### Task statement
Output all of the lines below exactly, and leave out each image.
+---+
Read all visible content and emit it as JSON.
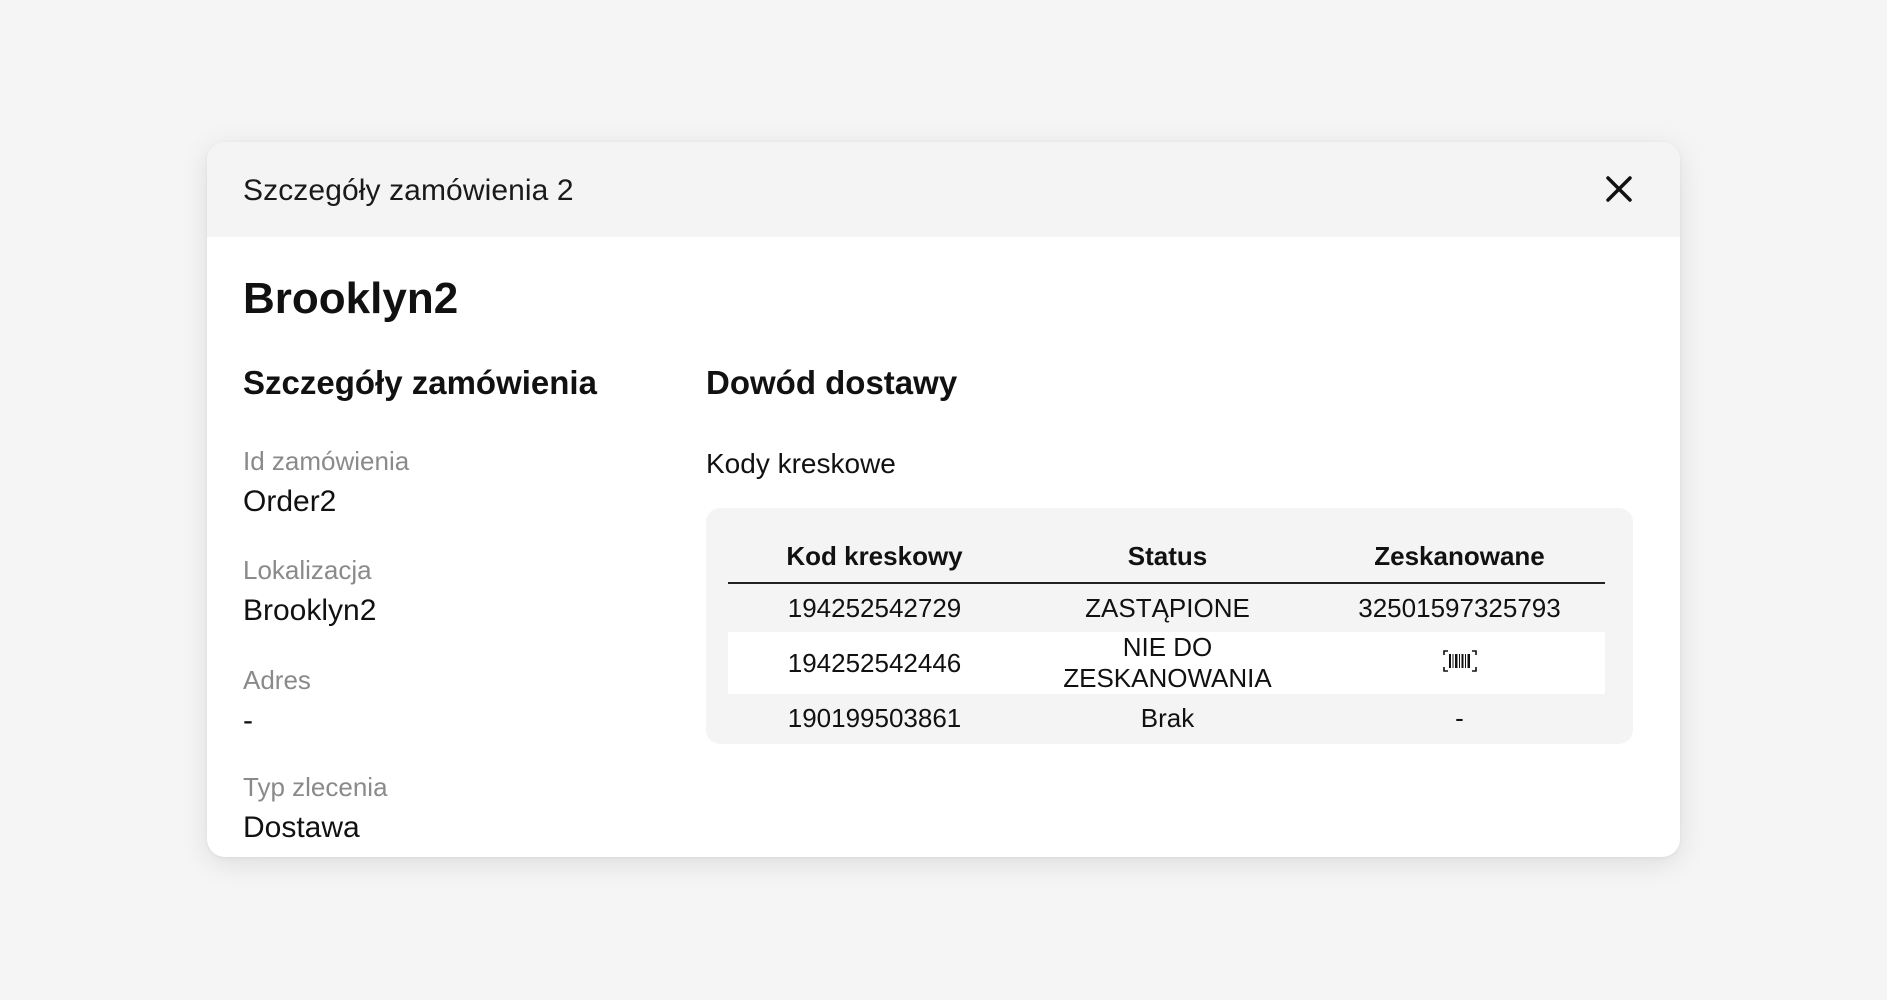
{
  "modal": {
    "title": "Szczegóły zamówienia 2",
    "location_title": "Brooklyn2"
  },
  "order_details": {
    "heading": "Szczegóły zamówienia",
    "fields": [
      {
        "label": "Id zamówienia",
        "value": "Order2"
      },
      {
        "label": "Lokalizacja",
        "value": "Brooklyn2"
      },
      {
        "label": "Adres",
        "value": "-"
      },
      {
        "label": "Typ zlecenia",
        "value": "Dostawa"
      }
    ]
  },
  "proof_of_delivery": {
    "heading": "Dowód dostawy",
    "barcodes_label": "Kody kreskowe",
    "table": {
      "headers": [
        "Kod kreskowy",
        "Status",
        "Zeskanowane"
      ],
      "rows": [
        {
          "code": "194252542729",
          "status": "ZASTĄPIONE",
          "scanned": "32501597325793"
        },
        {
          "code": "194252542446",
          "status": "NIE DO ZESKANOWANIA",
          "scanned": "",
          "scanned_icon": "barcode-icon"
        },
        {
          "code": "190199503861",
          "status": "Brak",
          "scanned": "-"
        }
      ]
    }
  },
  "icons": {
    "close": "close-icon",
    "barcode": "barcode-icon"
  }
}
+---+
### Output for this exercise
Read all visible content and emit it as JSON.
{
  "modal": {
    "title": "Szczegóły zamówienia 2",
    "location_title": "Brooklyn2"
  },
  "order_details": {
    "heading": "Szczegóły zamówienia",
    "fields": [
      {
        "label": "Id zamówienia",
        "value": "Order2"
      },
      {
        "label": "Lokalizacja",
        "value": "Brooklyn2"
      },
      {
        "label": "Adres",
        "value": "-"
      },
      {
        "label": "Typ zlecenia",
        "value": "Dostawa"
      }
    ]
  },
  "proof_of_delivery": {
    "heading": "Dowód dostawy",
    "barcodes_label": "Kody kreskowe",
    "table": {
      "headers": [
        "Kod kreskowy",
        "Status",
        "Zeskanowane"
      ],
      "rows": [
        {
          "code": "194252542729",
          "status": "ZASTĄPIONE",
          "scanned": "32501597325793"
        },
        {
          "code": "194252542446",
          "status": "NIE DO ZESKANOWANIA",
          "scanned": "",
          "scanned_icon": "barcode-icon"
        },
        {
          "code": "190199503861",
          "status": "Brak",
          "scanned": "-"
        }
      ]
    }
  },
  "icons": {
    "close": "close-icon",
    "barcode": "barcode-icon"
  }
}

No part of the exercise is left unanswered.